What is the plan for growth at Hazira?
The immediate next step we are working on is making it a hub for transportation That’s a new segment in the market. Trucking or having goods transported with LNG is a sensible and growing segment for competitiveness and environmental reasons. But the question is going to be – how do we link up customers that we can develop with the infrastructure that
we have? So the key question for me still is how are we going to get access to infrastructure and that will determine what is going to happen with Hazira . We will have to have the infrastructure access first. Can we see other access points in the Indian gas markets beyond Gujarat? Possibly yes. But again it will depend on access.
There are 100 city gas contracts coming up in next few months. Will Shell be bidding?
I think it is not a strategic segment for us.
From wind farms to solar parks to hydrogen for cars, Shell is at the forefront of renewable energy. But you are absent from India so far…
We haven’t done an acquisition in India, which doesn’t mean that we haven’t tried. The focus is definitely going to be North America and Europe for this integrated play but also India. But you will see us at some point in time, you will see us make the move. I think the
challenge is that at the end of the day the power sector market in India has not fully opened up in the way that frankly we wanted to or we expected to, right? And let’s be honest about it, we have an electricity act dated back to 2003, which actually talks about tremendous transformation which has not happened.
So what needs to be done?

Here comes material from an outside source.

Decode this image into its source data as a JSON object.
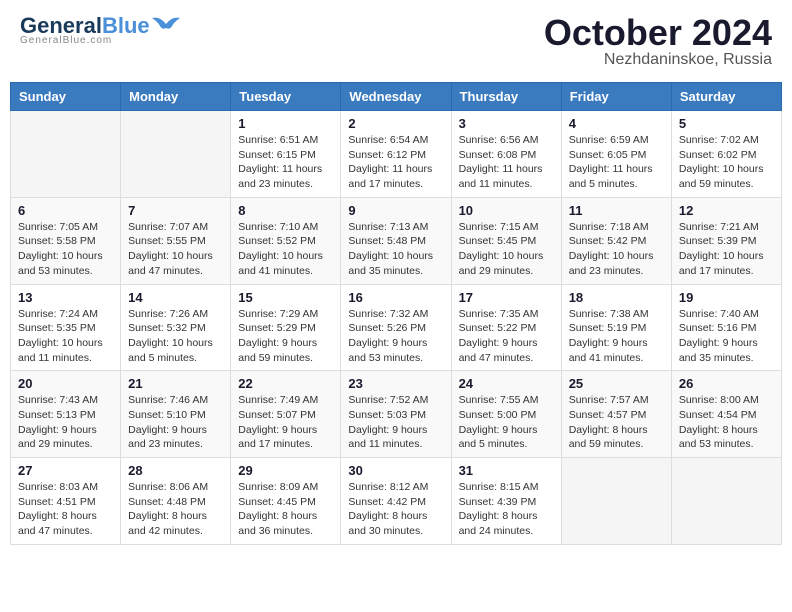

It’s separation of carriage and carrier. It is about open access place. We have to understand how storage plays into this one and what form of storage. And how do you actually price something like that? We haven’t resolved any of that. But at least the government is taking note of that and is making the changes.